The initial on the back is very unlike the illuminated initials we have been discussing above. And it is not alone: I later learned that at least three other cuttings from the Murano Gradual have initials like the one above:
Getty Museum
Musée Cluny
British Library

In other words, there seems to be plenty of indirect evidence that the gold and foliate initials did not come from the same volume as the cuttings assumed to be from the Murano Gradual, and this is presumably why Bryan C. Keene and Stephanie Azzarello concluded that the association with the Murano manuscripts does "not seem likely". 

On the other hand, there is the evidence of the script; on which I agree with de Hamel. I do not, however, find his comparison for the illumination persuasive; he cited only the foliage surrounding the St Louis initial depicting the Martyrdom of St Andrew:
But other comparisons can be made. The one that is by far the most compelling, is with the surviving volume of the Murano Gradual itself, in Berlin. Thanks to a kind colleague in Berlin, I have an image of one of the minor initials in the Murano Gradual, which I think puts the whole matter to rest: 
The form of this initial is almost exactly like a cutting at the Art Institute, Chicago, except that the foliate/floral ornament is flipped horizontally, left-to-right, and the two flowers are seen from below, instead of above:

The many small cuttings of illuminated foliate initials discussed above, therefore, must surely come either from one of the dismembered volumes of the Murano Gradual, or else from another choirbook written by the same scribe and illuminated by the same artist. I will pursue some of the ramifications of this in future posts.

EDIT, 13 March 2022: I have now added a list of the initials known to me on a page here; I welcome additions, corrections, etc.

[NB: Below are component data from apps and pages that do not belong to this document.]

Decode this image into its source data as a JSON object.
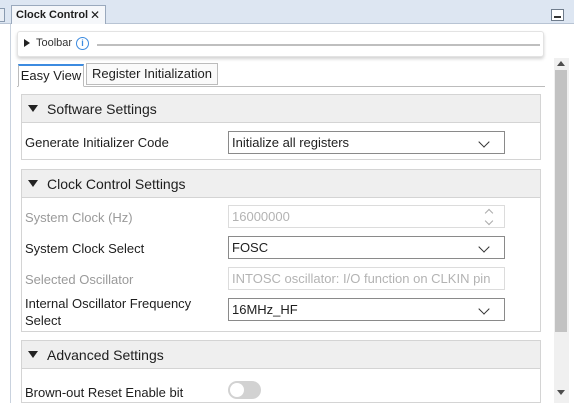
{
  "window": {
    "tab_title": "Clock Control",
    "close_glyph": "✕"
  },
  "toolbar": {
    "label": "Toolbar",
    "info_glyph": "i"
  },
  "tabs": [
    {
      "label": "Easy View",
      "active": true
    },
    {
      "label": "Register Initialization",
      "active": false
    }
  ],
  "software_settings": {
    "title": "Software Settings",
    "generate_initializer_label": "Generate Initializer Code",
    "generate_initializer_value": "Initialize all registers"
  },
  "clock_control": {
    "title": "Clock Control Settings",
    "system_clock_label": "System Clock (Hz)",
    "system_clock_value": "16000000",
    "system_clock_select_label": "System Clock Select",
    "system_clock_select_value": "FOSC",
    "selected_oscillator_label": "Selected Oscillator",
    "selected_oscillator_value": "INTOSC oscillator: I/O function on CLKIN pin",
    "internal_osc_label_line1": "Internal Oscillator Frequency",
    "internal_osc_label_line2": "Select",
    "internal_osc_value": "16MHz_HF"
  },
  "advanced": {
    "title": "Advanced Settings",
    "brownout_label": "Brown-out Reset Enable bit",
    "brownout_enabled": false
  },
  "colors": {
    "accent": "#3c8be0",
    "section_bg": "#efefef",
    "disabled_text": "#9a9a9a"
  },
  "icons": [
    "close-icon",
    "minimize-icon",
    "info-icon",
    "chevron-down-icon",
    "caret-right-icon",
    "caret-down-icon"
  ]
}
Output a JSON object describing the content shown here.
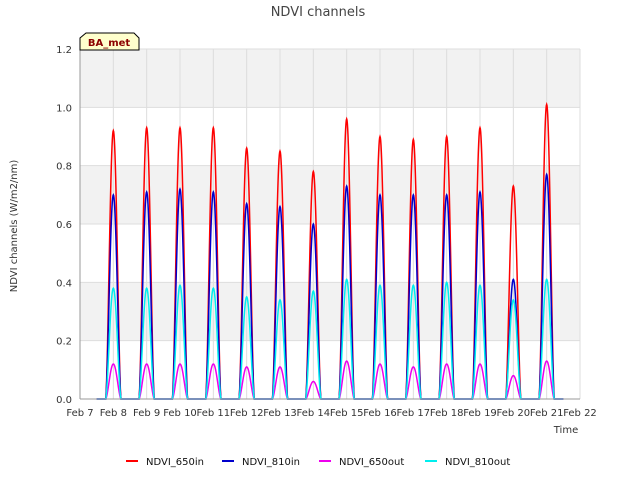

[1] Bryan C. Keene and Stephanie Azzarello in Appendix 3 to their 2021 article cite about 115 initials, and in their 2019 article acknowledge my help in compiling the list. (Both articles are cited in full in the previous post discussing the Murano Gradual Initials, here). To their list can be added about 95 more:
-- 18 at the Lilly Library: MS Ricketts I.12-13
-- 1 at the Beinecke Library: MS 483.6-7
-- 12 formerly in the Lehman Collection on deposit at the Metropolitan Museum: de Ricci, Census, II, p. 1708 no. A.4
-- 2 formerly Sotheby's, 10 December 1980, part of lot 1
-- 9 formerly Sotheby's, 3 July 1984, lot 9
-- about 40 at the V&A Museum: Circ. 125-1919 to 151-1919; Circ.202, 520, 522, 523-1923; Circ.471, 472.1921 and Circ.200, 201.1923; Circ.525, 957, 958-1923; Circ.862, 867, 931, 932-1924; and Circ.959, 960-1923.
Added, 7 March 2022:
-- 4 formerly at Bloomsbury Auctions, 8 July 2015, lot 78 (the three cited by Azzarello & Keene without a lot number were lot 77)
-- 8 more at the Art Institute Chicago
-- 2 at the Art Museum, Princeton 
[2] Sothey's, 5 December 1994, lot 3: "By comparions with the surround of Murano Gradual miniatures [...] and by exact comparison with the text on the verso of the present cuttings and those of the Murano miniature versos [...] these must, in fact, be the text initials from the Murano Gradual [...]".

No comments:

Post a Comment


I may ignore and delete anonymous comments